Academic vocabulary is an essential component of building strong language skills and understanding complex concepts. As students progress through their education, they encounter various academic vocabulary words that are crucial for comprehending central ideas and themes in their academic pursuits. In this article, we will explore the academic vocabulary word that is most related to central ideas, discussing its significance and providing examples to illustrate its application.
Understanding Central Ideas
Before delving into the academic vocabulary word that is closely related to central ideas, it is essential to grasp the concept of central ideas themselves. Central ideas are the key points or main concepts that are conveyed in a piece of writing, speech, or any form of communication. They serve as the focal point around which the content revolves, providing a foundation for understanding the core message or theme. Identifying central ideas is crucial in comprehending and analyzing academic texts, as it allows readers to extract the most important information and grasp the author’s intended meaning.
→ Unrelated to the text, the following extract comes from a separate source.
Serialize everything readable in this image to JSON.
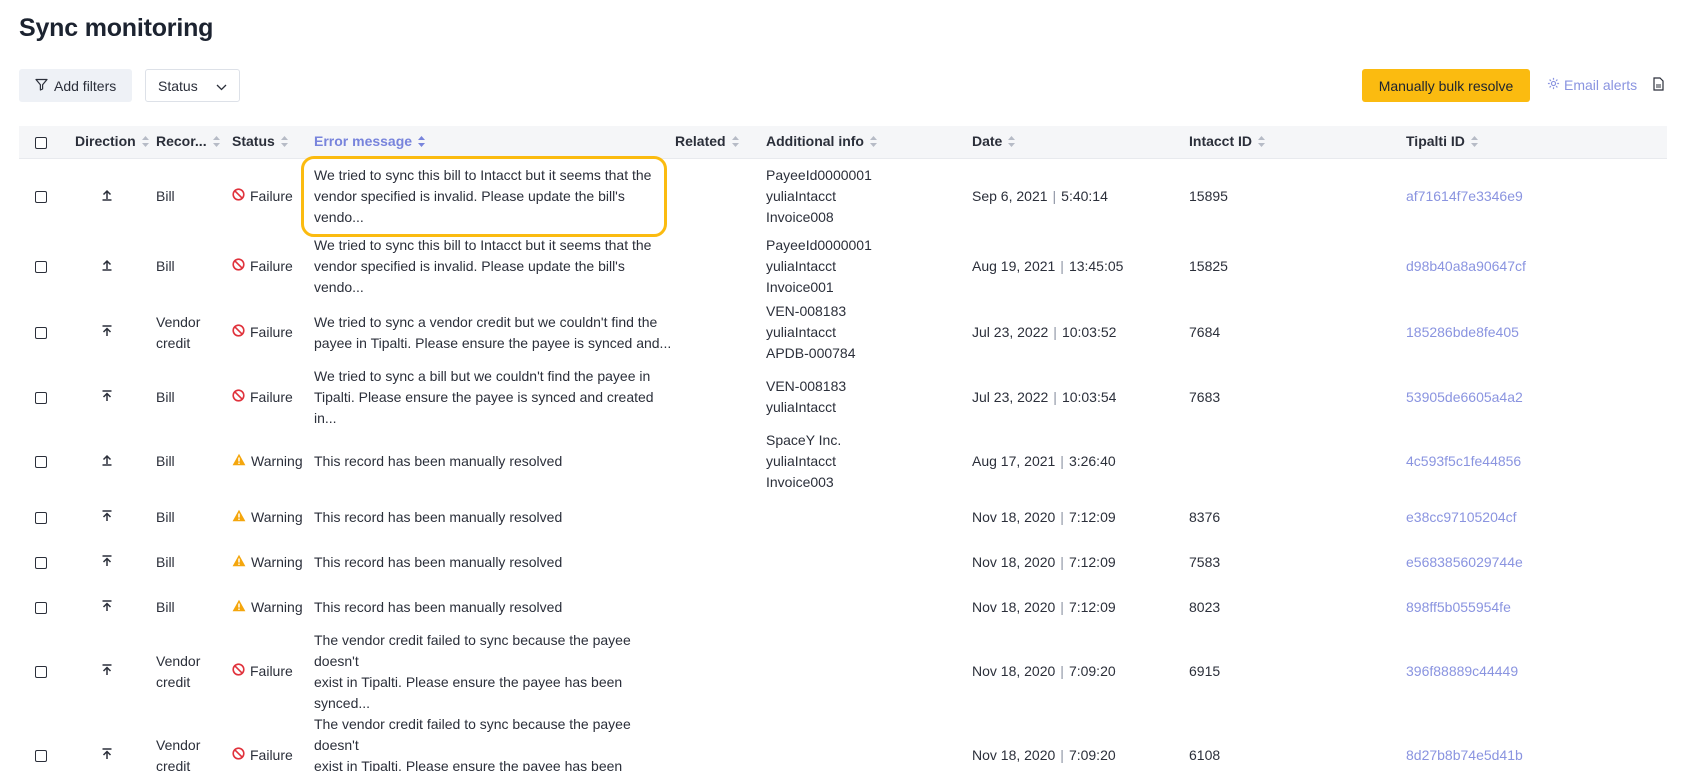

The Significance of Academic Vocabulary
Academic vocabulary plays a fundamental role in shaping students’ abilities to comprehend and articulate central ideas. It encompasses the words and phrases that are commonly used in academic settings, spanning various subjects and disciplines. Proficiency in academic vocabulary empowers students to engage with complex texts, communicate effectively, and express their thoughts with precision and clarity. As such, the mastery of academic vocabulary is closely linked to the development of critical thinking skills and the ability to discern central ideas within academic content.
The Most Related Academic Vocabulary Word
One academic vocabulary word that is most related to central ideas is “thesis.” In academic writing, a thesis represents the central argument or claim that the author presents and seeks to support. It serves as the linchpin of the entire work, encapsulating the main idea and providing a roadmap for the reader to navigate the central concepts being conveyed. The thesis statement is typically found in the introductory paragraph of an essay or research paper, where it succinctly articulates the author’s position or perspective on the topic at hand.
The Role of the Thesis in Academic Writing
In the context of academic writing, the thesis carries significant weight in shaping the central ideas of a piece. It guides the direction of the entire work, informing readers of the author’s main stance and setting the stage for the subsequent discussion and analysis. A well-crafted thesis not only encapsulates the central idea of the work but also provides a foundation for the development of supporting arguments and evidence. As such, the thesis is crucial for establishing coherence and cohesion in academic writing, allowing central ideas to be presented in a logical and structured manner.
Examples of Central Ideas in Theses
To further elucidate the connection between the academic vocabulary word “thesis” and central ideas, consider the following examples:
– In an essay exploring the impact of technology on modern society, a thesis statement might assert that technological advancements have revolutionized communication and fostered a more interconnected global community. Here, the central idea revolves around the transformative influence of technology on interpersonal connections and societal dynamics.
– In a research paper investigating the causes of climate change, a thesis statement could posit that human activities, particularly the burning of fossil fuels, are the primary drivers of global warming. The central idea centers on the human impact on the environment and the urgent need for sustainable solutions to mitigate climate change.
– In a literary analysis of a novel, the thesis statement may propose that the protagonist’s internal struggle symbolizes the broader themes of identity and self-discovery. Here, the central idea pertains to the exploration of personal growth and the universal quest for self-understanding.
These examples illustrate how the thesis statement encapsulates the central ideas that are subsequently developed and expounded upon in academic writing.
Implications for Academic Learning
Understanding the pivotal role of the thesis in shaping central ideas has several implications for academic learning. Firstly, students must develop proficiency in formulating strong and cohesive thesis statements to effectively convey their central arguments in written assignments. This entails honing their analytical and critical thinking skills to distill complex ideas into clear and focused statements. Moreover, students must also cultivate the ability to discern and evaluate the theses presented in academic texts, enabling them to engage with central ideas critically and constructively.
Enhancing Academic Vocabulary Skills
To nurture a robust grasp of the academic vocabulary word “thesis” and its relationship to central ideas, educators can implement various strategies to enhance students’ vocabulary skills. These may include:
– Providing explicit instruction on the concept of a thesis and its role in academic writing.
– Engaging students in activities that require them to identify and analyze the theses of different texts across disciplines.
– Encouraging students to practice formulating their own thesis statements and receiving feedback on their clarity and coherence.
By fostering a deep understanding of the academic vocabulary word “thesis,” educators can equip students with the tools to effectively engage with central ideas and navigate complex academic content.
In conclusion, the academic vocabulary word that is most closely related to central ideas is “thesis.” As the linchpin of academic writing, the thesis encapsulates the central argument or claim, serving as the foundation around which central ideas are developed and elucidated. Understanding the significance of the thesis in shaping central ideas is pivotal for students’ academic development, as it enables them to critically engage with complex texts and articulate their own central arguments effectively. By prioritizing the cultivation of academic vocabulary skills, particularly in relation to the word “thesis,” educators can empower students to navigate and comprehend central ideas with confidence and precision.